The solution is to break down the barriers which separate the two operating systems and really make Windows 10 phones just another place to run Windows, similar to how Windows 10 tablets now run full Windows, vs the failed Windows RT operating system.
With the low-end Windows 10 market more or less decimated, and volume in general really small, and Microsoft targeting the enterprise market in general in any case, the reasons which held back the move are not really relevant any more.
Higher price is no longer a major factor, as Microsoft is targeting the more cost-tolerant enterprise market. Battery life is also much less of an issue, due to the ability to include chunky batteries in these larger, more expensive devices, such as the more than 4000 mAh battery in the HP Elite X3. We expect to charge our laptops every 6-8 hours in any case, with the handset possibly jumping from dock to dock as users move around. Software optimised for the phone form factor will obviously come via UWP apps.
Of course issues remain, such as poorly developed LTE modems for x86 and low power chipsets also being underpowered compared to their equivalent ARM versions. These are issues a bold company may address by designing their own processor, much like Apple and Samsung has done.
The advantage would be massive – the messaging would be crystal clear around Windows phone – you buy one to use as your only device, which can serve all your needs, from phone to desktop PC and all form factors in between. Some apps may work better on a big than a small screen, but all apps are accessible no matter where you are, be they Photoshop or a UWP version of Skype. Microsoft would only work on one version of the OS, not one and a half.

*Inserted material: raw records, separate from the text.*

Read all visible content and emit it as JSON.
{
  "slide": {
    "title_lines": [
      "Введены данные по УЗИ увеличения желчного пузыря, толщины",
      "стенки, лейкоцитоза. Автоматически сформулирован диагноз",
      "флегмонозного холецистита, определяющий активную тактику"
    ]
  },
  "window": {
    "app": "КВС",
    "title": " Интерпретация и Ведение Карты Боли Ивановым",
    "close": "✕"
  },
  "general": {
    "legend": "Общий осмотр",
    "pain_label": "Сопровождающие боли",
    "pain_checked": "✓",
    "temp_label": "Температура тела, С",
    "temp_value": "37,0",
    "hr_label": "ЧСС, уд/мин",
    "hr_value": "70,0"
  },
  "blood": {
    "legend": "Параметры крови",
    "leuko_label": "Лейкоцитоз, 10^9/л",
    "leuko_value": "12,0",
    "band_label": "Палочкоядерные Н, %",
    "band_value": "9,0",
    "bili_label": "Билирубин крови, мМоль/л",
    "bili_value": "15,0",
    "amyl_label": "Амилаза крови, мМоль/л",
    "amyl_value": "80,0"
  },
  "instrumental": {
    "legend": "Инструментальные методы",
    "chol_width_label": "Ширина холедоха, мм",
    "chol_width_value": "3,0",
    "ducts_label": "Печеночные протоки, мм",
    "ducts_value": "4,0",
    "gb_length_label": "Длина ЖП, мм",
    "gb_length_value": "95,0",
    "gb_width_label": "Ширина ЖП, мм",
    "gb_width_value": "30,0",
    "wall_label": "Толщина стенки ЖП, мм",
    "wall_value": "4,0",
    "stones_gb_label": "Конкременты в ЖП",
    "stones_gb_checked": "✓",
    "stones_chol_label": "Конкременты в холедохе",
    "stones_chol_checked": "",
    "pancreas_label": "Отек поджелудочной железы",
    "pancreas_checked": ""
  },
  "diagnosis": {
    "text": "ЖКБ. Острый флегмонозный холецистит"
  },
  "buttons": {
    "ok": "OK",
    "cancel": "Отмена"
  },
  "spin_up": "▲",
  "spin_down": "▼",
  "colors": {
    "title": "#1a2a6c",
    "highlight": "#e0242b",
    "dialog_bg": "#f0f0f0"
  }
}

Sales may even grow from 1 million to 3 million, boosting the PC market, and if a user really wanted Pokemon Go they could run Bluestacks.
In summary, with Windows 10 Mobile sales now so low that Microsoft is not even giving any sales numbers any more, its time for Microsoft to exit the smartphone market and to reboot the OS by making it simply another Windows 10 form factor. At this point Microsoft simply nothing to lose and quite a lot to gain.
Would our readers be prepared to pay $600 for their next Windows Phone if it ran on a Core M processor and let you replace your current laptop? I know I would.
Update: To respond to some critisism of the idea:
- Why would this be better than seperate devices? For most it will not be, but for a small segment of the PC market it would be ideal. That small segment is likely larger than the currently tiny ARM windows 10 mobile market.
- The Windows 10 desktop UI would not make sense on Mobile: Windows 10 desktop already includes a tablet mode which hides the desktop and which could be further improved for smaller screens.
- Which processor is powerful enough for a laptop but low power enough for a smartphone? Intel’s Core M3 2016 processor only sips 4.5 watt (only about 50% more than a Snapdragon 810) and is powerful enough for Apple’s Macbook.
- This would kill the motivation for UWP apps. Selling less than 10 million Windows 10 Mobile smartphones already does this job very well.
- How is this better than streaming apps like HP Workspace? Users would not need to pay for a server in the cloud to run their apps, they could load any app they want without arranging it with anyone else, and they could install new default apps such as Opera, Chrome and more which changes and improves how the device works, something not possible with streaming apps.